You use Firefox or Chrome as your primary testing tool for your intranet applications, aren’t you? (If you aren’t, consider doing so: Firefox + Firebug = a powerful web developer tool)
You ignore the fact that the company you’re working for wants Internet Explorer as the default browser. And because there are so many clients and configurations (Windows XP + IE7?) scattered all over the buildings and/or some applications were developed in the middle ages of the (not-so) worldwibe web (yet), your IT-department tends to follow a conservative approach…
“Great, we can enforce compatibility mode for all users, with the power of a single setting! Feel the power of the Almighty Administrator!” What does this function do exactly? For years developers were begging Microsoft to implement some general css3 features and follow web standards (and it has worked for the latest incarnations of Internet Explorer), then suddenly your browser is thrown back in time, Before It All Really Started To Change. Moreover, the option to change this setting when I want it (for personal use) is grayed out.
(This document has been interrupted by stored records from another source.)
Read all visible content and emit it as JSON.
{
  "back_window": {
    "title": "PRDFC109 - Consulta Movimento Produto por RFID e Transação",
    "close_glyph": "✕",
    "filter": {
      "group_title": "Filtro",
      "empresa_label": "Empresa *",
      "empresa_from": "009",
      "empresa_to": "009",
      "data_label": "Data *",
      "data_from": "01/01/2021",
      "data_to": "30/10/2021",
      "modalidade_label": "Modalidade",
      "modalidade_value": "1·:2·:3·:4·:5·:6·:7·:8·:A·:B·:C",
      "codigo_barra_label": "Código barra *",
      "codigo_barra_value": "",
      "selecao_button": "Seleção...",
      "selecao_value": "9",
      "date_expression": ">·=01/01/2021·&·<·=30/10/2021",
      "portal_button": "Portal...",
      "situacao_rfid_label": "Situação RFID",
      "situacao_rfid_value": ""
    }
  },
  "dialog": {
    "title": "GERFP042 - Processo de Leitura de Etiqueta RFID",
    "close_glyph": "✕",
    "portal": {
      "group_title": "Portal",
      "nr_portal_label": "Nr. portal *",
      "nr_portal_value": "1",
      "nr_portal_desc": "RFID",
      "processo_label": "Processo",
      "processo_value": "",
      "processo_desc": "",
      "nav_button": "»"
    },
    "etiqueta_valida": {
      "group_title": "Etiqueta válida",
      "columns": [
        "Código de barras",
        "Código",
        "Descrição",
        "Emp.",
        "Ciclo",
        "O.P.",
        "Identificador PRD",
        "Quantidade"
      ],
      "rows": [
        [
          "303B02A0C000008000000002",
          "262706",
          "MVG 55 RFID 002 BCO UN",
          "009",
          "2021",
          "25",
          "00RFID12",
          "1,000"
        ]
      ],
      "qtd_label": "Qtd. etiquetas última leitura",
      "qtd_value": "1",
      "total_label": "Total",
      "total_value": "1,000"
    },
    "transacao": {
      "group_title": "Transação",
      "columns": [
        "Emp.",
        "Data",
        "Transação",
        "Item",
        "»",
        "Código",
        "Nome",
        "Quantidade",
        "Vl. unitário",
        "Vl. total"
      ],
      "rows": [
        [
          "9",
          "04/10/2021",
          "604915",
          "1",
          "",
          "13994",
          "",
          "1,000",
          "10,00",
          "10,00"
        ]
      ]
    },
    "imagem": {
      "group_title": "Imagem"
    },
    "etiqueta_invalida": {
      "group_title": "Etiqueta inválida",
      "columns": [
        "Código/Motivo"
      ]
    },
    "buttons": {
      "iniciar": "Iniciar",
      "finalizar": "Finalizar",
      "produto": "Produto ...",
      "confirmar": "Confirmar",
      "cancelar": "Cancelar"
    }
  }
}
What does this mean for the poor developer? Your carefully crafted XPage suddenly looks like you’re doing your first steps on the web. It’s even worse when you want to explore the edges of XPages, f.e. if you’re trying to bootstrap your XPages. Great looks in Firefox, ugly pages and broken layouts in Internet Explorer. It’s like meeting a girl in the evening, having a great night out with her, and see her in hard light in the morning, just to realise there isn’t much left of the magic you saw the evening before :-).
“Oh great IT-God!”, you cry, “Please open the Gates of Progression, at least for my application!” (I don’t care about the others who enjoy staying in the past) “Computer says no,” God answers. It’s only possible to change a general setting on domain level :-(. If you need compatibility mode for a single application in the company, then they enforce it for all applications and for the whole company.
Fortunately, there’s a meta-tag you can add in the head section of your page to override compatibility mode:
<meta http-equiv="X-UA-Compatible" content="IE=edge,chrome=1">
“Grrreat!”, you shout. “… and eh, where do I add this in my XPage? I can add meta name-value pairs, but no such thing as http-equiv?”
After reading an inspirational blog from Michael Gollmick, I learned you can add some SSJS to beforeRenderResponse event of an XPage to get the line above added to the html head:
If you have a custom control with your layout, you can even add it to the beforeRenderResponse of that CC, so that you only have to add it once in your application!
This single line of code changes this: